    18. Elsha is one of the Quelled, a race of slaves who are branded with marks on their foreheads, marked forever as those who will mine coal for a frozen world. The coal warms those of the privileged race. Elsha, however, has a gift that may lead not only to her own salvation, but that of her people, and even the world.I read this book when I was in junior high, and I adored it. I tracked it down recently and bought a copy to read again. Although as an adult I saw the plot as a little more obvious, I [...]

    19. I remember reading this in high school (on my own, not for class) it was a book I had accidentally stumbled across in the library while I was browsing for something to read. i was so moved that a few years later, I read it again and found myself no less moved.Part of me craves a sequel to this fantastic book (or a prequel) and part of me is happy the book was left the way it is. It's even more fascinating when you realize that the author implies that this dark world is what ours is in the future [...]

    20. I love this book. I guess I really connected with Elsha and still do. It's the one book I've read over and over since I got it at a school book sale when I was 11. (I'm almost 29, so it's been my favorite for a long time!)I remember all my classmates being scandalized during lunch when I shared the scene of Elsha dancing around the fire. The cover of my original copy has nearly fallen off, but I bought a replacement hardcover a few years ago. I'd love to see this come out on Kindle. It's apparen [...]

    21. I’m afraid I just can’t quite warm up to Jordan. We read her Juniper Game a few months ago and I had a similar feeling about it. She has some good ideas, but I find myself wrinkling my nose at the characters: too self-consciously fey, too clever, too talented, too unreal. This was a read-aloud (daughters 10 and 13) and by the end we were all snickering at the main character’s talent for attracting gorgeous, devoted men.

    22. My favorite childhood book. I first read it in 6th or 7th grade when I stumbled upon it in the school library. I love the main character Elsha and she gave me courage during my middle school years. It's a really good read and I recommend that everyone should at least give it a chance! It teaches important life lessons and values all the while getting you hooked into a good story that has you non-stop reading until the very end!

    23. I really liked this book, I loved the character's journey and her struggles. It was an easy read, but really enjoyable!

    24. I fell in love with this book in high school- ten years later and it is still one of the few books I keep on me when I travel.

    25. This book is awesome. I cannot praise it enough.
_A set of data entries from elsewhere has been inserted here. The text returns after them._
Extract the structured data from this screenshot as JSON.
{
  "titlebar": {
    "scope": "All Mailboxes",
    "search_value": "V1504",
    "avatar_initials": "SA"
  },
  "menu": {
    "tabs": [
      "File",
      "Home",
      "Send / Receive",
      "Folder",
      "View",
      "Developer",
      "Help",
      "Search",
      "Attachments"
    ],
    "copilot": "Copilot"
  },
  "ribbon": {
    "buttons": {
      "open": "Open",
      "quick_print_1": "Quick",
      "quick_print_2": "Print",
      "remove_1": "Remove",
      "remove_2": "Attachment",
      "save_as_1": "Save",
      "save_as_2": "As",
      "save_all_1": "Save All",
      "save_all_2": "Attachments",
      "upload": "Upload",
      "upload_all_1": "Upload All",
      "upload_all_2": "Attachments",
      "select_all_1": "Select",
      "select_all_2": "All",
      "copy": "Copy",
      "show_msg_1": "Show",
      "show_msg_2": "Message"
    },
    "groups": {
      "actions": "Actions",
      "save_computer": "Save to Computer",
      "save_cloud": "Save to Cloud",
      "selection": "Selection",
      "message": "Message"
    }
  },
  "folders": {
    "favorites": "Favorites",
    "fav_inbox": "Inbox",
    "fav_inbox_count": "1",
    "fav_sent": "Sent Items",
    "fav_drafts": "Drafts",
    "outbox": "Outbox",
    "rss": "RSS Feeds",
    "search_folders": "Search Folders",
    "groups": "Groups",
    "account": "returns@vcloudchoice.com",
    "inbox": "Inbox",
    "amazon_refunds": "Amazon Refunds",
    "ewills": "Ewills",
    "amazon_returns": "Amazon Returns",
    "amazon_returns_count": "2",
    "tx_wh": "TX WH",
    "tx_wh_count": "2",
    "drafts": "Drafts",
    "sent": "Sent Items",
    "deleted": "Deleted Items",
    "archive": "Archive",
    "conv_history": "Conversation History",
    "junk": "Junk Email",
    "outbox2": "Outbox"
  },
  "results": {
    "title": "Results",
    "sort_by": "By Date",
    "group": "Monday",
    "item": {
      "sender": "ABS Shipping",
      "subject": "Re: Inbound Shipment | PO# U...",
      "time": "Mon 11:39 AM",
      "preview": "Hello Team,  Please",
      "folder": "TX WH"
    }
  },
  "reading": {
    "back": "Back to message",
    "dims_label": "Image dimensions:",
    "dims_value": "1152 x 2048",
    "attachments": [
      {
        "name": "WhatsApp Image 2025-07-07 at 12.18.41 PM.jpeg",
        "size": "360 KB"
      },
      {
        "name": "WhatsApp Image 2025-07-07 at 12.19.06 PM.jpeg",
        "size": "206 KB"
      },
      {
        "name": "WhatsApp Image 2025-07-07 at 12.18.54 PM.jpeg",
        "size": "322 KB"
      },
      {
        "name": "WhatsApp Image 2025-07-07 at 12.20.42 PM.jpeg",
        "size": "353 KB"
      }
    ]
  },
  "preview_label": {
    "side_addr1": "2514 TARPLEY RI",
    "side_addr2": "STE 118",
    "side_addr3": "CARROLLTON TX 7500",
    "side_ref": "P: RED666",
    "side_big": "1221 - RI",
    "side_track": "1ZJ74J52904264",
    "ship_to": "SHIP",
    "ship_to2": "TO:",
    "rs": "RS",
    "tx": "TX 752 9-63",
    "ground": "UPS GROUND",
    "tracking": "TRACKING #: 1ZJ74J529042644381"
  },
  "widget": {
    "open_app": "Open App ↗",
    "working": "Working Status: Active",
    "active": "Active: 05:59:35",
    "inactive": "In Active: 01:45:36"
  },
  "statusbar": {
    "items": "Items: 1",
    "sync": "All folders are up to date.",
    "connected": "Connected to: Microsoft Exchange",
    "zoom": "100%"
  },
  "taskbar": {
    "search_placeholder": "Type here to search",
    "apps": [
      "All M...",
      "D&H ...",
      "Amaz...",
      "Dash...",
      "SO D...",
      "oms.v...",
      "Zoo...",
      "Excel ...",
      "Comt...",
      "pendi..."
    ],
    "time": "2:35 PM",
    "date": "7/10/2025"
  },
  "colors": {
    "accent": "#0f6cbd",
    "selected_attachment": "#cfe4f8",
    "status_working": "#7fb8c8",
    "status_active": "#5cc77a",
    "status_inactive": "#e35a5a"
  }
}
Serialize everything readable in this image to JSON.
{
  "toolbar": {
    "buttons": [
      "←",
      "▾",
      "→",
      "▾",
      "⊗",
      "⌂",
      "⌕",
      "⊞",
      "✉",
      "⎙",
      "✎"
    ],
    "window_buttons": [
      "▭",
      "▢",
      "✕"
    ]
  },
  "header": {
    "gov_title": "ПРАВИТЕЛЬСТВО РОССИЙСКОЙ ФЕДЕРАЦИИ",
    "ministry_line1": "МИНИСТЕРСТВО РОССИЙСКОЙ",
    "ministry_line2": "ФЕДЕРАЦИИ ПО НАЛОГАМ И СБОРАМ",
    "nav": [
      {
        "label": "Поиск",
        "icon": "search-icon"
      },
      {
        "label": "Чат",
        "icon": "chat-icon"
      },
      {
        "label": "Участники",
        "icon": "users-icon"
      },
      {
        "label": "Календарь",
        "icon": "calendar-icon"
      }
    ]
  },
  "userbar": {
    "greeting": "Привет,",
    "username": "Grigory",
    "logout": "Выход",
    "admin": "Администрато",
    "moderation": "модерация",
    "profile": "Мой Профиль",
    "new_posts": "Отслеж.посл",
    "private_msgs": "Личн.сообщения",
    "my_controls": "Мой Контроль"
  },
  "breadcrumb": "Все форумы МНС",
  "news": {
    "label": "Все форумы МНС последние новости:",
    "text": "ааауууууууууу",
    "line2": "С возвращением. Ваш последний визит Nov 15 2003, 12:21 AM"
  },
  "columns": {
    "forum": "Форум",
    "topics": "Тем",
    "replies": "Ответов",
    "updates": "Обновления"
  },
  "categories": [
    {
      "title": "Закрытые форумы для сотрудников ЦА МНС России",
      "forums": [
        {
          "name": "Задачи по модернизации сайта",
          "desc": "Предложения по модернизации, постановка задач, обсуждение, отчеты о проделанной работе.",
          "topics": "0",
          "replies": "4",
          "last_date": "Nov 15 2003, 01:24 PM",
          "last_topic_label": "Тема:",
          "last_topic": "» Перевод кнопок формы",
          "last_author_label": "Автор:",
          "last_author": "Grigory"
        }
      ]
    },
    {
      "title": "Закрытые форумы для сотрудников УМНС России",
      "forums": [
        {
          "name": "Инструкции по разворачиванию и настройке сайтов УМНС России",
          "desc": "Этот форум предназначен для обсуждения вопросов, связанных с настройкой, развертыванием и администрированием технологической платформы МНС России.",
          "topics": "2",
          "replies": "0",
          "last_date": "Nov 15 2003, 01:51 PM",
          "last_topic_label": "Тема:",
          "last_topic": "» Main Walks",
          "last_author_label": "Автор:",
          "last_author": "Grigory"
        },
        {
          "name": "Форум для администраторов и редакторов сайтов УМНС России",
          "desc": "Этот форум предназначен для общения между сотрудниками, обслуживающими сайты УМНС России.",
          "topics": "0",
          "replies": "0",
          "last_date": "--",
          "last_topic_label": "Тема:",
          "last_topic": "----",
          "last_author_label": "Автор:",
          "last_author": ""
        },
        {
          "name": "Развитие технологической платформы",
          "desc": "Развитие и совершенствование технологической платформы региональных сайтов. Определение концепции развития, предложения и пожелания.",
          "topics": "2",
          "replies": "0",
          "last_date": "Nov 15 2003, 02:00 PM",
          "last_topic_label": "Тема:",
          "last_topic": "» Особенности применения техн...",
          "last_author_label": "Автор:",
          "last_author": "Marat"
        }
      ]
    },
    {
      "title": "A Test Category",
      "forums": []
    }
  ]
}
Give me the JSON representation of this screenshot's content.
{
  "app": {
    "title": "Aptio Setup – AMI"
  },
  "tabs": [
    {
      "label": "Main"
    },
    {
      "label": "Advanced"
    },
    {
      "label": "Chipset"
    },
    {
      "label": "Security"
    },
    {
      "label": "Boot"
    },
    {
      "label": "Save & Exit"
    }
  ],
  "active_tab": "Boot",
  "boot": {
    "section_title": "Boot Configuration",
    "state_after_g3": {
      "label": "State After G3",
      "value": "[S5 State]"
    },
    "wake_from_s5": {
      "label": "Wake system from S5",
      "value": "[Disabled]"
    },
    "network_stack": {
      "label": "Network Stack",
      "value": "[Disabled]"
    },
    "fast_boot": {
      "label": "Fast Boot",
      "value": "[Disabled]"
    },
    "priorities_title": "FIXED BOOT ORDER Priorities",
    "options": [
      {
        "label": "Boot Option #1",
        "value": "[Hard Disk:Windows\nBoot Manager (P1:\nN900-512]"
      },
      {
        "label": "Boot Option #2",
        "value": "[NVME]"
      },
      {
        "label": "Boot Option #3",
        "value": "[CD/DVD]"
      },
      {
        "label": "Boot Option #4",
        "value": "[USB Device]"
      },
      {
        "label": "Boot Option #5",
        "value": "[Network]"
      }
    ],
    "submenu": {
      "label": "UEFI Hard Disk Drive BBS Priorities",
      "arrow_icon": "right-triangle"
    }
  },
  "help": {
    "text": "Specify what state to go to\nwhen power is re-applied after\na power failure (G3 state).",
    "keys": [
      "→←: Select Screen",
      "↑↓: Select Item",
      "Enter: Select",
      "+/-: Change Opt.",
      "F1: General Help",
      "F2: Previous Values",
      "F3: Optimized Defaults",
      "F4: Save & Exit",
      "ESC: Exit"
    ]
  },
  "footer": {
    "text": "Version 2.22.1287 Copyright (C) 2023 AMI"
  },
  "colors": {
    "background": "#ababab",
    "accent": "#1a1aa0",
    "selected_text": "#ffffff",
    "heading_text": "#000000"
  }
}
I have read and re-read this book. What are you waiting for?!

    26. I read this book in middle school and I fell in love with it. A teacher lent me this book and I haven't been able to find a copy since.

    27. I really tried to get into this one, but - though the premise is intriguing - the book itself is a disappointment.We begin and end with Elsha as our protagonist and heroine, but by the conclusion of the novel I was not much of an Elsha fan. Why? Because on every page I was told how great and admirable and wonderful she is. She travels through many towns and in each one someone falls in love with her and tells her how amazing and "woke" she is, while those who are stuck in their ways are viciousl [...]

    28. This is an amazing book. The journey of Elsha of the Quelled blends relevant social commentary with allegory while remaining absolutely age appropriate. It tickles the dystopic-future itch but stays a wonderful fantasy with a fully-developed world. I especially appreciate the way Jordan approaches romance. Unlike so many YA novels, "Winter of Fire" doesn't throw Elsha into a love triangle between two dark princes. Instead, she meets a variety of men who all mean something to her in the various s [...]

    Leave a Reply

    Your email address will not be published. Required fields are marked *